*** GIVEN ENTRIES ***

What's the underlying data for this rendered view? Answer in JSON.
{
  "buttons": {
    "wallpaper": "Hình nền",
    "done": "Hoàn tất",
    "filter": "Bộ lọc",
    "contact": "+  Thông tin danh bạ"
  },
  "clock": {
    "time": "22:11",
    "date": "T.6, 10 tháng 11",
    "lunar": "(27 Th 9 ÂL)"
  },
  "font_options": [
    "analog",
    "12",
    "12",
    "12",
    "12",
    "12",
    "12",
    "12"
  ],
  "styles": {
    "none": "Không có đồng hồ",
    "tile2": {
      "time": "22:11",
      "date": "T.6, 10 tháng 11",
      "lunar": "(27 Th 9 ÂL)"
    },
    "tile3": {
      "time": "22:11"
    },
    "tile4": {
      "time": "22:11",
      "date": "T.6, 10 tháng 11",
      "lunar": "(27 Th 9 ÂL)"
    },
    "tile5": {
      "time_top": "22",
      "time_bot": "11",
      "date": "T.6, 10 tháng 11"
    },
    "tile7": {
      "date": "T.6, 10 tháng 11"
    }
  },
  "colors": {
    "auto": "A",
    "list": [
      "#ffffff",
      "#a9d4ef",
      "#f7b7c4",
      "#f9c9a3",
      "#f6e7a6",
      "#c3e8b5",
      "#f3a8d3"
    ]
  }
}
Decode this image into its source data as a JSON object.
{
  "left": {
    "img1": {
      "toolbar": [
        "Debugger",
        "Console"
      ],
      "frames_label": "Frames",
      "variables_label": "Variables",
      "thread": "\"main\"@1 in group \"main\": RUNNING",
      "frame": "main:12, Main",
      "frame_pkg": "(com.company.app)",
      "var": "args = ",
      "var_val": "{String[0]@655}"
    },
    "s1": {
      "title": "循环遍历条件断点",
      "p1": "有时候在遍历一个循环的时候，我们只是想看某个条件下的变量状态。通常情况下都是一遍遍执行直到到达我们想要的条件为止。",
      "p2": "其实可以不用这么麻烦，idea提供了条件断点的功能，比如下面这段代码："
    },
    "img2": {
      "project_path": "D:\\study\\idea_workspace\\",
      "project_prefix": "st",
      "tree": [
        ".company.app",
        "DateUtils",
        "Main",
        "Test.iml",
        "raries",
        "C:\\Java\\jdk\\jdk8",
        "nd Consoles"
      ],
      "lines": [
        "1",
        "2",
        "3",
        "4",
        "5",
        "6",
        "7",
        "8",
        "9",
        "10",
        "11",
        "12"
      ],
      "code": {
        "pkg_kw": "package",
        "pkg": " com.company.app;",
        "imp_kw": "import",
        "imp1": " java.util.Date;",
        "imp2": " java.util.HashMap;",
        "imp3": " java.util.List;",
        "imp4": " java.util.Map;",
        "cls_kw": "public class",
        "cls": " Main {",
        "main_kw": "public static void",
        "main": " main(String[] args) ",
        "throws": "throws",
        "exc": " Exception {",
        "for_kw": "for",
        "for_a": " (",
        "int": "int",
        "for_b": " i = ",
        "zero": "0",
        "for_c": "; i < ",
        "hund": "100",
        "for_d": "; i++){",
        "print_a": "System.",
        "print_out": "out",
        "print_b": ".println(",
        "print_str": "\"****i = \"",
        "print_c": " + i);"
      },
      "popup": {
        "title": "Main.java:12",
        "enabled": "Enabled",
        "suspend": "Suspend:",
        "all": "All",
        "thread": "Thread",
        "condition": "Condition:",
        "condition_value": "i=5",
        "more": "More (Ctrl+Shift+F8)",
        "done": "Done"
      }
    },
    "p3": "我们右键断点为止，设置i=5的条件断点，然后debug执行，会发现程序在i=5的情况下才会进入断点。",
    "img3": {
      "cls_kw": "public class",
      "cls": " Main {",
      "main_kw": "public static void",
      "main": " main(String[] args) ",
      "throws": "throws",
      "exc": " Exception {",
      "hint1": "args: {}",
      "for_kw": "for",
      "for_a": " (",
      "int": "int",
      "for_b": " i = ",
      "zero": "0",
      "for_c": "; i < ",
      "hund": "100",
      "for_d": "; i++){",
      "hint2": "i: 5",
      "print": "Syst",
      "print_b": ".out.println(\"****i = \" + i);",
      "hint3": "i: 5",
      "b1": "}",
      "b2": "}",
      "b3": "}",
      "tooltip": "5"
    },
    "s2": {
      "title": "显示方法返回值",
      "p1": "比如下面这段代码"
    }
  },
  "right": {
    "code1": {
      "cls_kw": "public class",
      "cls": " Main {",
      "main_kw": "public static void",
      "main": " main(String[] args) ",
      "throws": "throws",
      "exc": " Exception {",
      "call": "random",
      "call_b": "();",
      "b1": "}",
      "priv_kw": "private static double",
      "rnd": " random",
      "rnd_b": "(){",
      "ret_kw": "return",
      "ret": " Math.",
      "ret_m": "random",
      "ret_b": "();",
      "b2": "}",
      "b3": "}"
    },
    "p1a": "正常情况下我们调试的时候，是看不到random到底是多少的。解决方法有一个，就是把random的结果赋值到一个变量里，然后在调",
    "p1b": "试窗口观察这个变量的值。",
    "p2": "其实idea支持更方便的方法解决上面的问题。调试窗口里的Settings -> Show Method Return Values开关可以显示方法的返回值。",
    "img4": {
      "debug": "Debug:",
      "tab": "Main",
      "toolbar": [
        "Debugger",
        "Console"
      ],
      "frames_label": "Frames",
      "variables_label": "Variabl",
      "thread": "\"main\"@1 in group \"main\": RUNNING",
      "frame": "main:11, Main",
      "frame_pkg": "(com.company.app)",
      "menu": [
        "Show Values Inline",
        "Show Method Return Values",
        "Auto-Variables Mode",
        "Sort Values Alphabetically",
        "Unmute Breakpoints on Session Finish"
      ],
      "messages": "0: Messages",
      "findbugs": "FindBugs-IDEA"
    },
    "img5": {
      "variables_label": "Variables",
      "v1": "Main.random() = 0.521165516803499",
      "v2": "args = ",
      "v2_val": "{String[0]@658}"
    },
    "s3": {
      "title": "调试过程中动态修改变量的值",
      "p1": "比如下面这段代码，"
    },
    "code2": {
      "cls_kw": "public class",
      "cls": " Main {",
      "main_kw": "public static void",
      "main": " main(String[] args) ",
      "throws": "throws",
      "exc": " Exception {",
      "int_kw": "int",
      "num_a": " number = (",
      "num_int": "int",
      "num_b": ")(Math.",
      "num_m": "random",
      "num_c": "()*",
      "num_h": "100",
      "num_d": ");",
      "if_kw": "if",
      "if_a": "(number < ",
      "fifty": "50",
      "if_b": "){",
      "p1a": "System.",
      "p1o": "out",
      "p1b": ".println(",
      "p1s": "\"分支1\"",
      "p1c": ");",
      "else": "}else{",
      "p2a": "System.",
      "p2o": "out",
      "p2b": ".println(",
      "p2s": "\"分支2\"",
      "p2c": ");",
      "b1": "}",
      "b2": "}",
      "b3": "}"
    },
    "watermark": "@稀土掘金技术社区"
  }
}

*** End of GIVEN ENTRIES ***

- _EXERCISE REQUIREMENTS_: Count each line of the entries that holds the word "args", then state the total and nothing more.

- _ANSWER TO THIS EXERCISE_: 7